## YOUR ASSIGNMENT
Please work out how many lines below contain the word "sprawy", and reply with only that number.

## RECORDS TO USE
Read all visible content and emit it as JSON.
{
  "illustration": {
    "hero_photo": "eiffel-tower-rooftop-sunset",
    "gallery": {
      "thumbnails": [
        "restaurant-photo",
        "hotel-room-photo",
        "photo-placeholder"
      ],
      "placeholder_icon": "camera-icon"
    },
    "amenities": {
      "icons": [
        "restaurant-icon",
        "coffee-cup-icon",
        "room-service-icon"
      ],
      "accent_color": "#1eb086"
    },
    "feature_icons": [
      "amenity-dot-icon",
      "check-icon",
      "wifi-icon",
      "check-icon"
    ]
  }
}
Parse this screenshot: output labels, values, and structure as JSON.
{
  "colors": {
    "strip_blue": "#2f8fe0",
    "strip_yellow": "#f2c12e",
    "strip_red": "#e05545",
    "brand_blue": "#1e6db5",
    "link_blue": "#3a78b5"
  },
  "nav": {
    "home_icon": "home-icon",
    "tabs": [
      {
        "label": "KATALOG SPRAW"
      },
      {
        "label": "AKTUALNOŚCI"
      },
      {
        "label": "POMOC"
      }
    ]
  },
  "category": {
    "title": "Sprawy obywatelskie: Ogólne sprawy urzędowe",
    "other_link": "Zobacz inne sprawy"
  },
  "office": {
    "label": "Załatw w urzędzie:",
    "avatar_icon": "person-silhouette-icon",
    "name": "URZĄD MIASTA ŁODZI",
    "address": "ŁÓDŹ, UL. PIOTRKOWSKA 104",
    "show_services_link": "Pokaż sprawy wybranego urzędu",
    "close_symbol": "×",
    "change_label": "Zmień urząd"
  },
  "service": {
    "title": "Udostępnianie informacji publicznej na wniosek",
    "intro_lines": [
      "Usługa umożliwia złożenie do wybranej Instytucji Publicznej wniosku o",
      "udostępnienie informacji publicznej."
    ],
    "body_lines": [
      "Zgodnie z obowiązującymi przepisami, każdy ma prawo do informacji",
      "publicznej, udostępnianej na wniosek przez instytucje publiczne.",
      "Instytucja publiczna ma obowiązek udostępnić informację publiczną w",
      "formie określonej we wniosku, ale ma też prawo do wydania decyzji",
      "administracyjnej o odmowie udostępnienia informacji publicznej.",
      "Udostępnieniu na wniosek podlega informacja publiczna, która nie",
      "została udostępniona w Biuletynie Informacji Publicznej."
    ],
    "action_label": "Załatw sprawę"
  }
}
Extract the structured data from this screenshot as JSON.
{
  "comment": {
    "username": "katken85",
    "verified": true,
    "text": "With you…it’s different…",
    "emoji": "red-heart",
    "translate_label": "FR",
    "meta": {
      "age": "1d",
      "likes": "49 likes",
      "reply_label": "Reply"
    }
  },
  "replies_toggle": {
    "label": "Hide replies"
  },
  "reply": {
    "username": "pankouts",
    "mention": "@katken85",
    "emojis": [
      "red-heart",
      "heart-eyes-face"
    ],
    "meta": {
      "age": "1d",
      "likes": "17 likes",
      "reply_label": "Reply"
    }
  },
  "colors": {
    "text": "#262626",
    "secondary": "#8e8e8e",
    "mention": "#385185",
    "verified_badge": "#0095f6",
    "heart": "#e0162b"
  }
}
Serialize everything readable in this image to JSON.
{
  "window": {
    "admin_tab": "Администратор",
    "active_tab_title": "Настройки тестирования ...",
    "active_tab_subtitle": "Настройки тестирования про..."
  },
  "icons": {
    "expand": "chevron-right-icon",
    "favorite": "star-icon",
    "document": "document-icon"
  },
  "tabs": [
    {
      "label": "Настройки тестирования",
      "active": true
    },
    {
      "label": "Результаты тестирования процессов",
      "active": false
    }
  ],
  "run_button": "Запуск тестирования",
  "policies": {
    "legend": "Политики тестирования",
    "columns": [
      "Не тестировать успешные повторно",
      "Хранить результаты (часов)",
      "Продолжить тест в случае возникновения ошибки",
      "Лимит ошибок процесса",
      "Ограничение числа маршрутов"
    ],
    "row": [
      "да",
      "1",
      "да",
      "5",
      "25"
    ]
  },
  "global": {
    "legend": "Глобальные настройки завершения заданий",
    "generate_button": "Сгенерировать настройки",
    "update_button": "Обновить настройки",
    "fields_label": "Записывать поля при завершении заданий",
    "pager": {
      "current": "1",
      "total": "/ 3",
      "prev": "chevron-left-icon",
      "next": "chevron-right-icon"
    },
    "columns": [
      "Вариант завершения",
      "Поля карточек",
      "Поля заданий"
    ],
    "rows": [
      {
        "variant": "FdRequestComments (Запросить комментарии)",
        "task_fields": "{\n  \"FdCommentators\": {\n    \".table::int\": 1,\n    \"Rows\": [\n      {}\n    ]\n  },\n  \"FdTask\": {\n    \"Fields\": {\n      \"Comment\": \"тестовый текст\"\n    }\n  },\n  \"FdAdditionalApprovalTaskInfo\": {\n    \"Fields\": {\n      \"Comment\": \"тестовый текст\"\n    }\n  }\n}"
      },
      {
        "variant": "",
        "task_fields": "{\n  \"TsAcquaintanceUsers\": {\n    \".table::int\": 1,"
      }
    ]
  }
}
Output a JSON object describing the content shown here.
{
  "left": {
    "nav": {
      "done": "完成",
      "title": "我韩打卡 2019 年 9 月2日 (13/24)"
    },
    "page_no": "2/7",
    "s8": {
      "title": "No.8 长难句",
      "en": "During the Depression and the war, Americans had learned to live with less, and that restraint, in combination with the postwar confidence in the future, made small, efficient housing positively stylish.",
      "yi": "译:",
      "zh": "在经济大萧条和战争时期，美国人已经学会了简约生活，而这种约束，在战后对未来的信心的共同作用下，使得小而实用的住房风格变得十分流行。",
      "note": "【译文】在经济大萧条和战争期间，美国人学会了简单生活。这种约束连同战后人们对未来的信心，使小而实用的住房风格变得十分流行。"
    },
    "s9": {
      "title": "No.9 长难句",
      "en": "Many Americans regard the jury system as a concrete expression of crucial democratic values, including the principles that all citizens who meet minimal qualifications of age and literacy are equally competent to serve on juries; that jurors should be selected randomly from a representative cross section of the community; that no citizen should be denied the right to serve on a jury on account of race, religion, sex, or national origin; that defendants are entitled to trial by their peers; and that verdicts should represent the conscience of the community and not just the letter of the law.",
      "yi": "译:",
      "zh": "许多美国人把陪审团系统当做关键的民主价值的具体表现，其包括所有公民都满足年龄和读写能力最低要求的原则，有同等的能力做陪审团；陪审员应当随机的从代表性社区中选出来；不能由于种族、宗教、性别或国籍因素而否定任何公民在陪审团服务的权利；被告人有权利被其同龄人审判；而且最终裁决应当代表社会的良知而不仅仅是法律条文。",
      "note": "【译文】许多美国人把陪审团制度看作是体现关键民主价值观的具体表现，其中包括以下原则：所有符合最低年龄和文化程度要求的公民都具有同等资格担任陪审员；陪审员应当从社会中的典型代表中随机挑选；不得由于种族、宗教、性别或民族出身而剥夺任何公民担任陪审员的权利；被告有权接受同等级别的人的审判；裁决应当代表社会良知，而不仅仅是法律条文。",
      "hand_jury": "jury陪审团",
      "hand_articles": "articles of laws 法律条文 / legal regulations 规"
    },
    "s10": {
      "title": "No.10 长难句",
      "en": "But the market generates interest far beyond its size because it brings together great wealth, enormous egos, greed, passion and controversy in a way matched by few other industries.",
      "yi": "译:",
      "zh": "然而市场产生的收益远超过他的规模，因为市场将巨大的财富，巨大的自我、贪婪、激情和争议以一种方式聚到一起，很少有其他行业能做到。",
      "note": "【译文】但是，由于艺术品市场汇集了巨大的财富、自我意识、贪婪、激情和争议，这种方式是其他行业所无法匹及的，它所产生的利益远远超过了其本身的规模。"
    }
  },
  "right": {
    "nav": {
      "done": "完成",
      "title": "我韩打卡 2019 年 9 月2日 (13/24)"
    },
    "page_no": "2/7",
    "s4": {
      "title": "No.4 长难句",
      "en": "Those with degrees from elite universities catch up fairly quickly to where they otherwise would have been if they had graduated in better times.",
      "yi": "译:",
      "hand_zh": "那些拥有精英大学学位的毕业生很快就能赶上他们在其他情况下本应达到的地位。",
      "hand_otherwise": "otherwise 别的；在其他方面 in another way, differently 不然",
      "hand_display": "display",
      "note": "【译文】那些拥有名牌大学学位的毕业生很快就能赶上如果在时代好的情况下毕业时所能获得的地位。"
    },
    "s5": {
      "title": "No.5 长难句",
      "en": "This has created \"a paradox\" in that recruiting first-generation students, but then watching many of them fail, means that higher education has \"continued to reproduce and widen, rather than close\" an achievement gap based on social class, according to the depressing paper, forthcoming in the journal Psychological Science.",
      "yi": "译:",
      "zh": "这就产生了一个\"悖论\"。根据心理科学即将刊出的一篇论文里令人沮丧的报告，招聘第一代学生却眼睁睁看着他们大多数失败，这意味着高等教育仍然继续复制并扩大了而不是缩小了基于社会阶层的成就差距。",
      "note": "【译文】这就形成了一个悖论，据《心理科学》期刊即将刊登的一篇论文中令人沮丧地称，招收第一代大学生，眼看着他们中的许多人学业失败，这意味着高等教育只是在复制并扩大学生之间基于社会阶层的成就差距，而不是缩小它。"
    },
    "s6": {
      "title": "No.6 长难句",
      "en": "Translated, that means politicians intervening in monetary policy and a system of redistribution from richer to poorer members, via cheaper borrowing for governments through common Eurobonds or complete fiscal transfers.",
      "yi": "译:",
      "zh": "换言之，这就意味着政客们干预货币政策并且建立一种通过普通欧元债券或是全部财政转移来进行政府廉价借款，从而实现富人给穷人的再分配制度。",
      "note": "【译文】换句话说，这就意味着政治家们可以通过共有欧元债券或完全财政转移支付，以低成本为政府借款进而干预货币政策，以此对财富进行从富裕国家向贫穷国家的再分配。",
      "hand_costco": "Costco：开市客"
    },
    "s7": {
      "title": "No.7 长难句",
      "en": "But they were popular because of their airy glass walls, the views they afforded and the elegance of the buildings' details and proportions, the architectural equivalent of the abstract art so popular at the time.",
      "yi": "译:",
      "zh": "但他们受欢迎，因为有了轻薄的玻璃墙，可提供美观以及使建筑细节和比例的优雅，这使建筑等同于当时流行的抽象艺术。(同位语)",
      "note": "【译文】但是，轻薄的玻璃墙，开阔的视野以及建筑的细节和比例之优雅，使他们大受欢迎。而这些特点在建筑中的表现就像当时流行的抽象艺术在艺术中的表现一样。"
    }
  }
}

## RESPONSE
3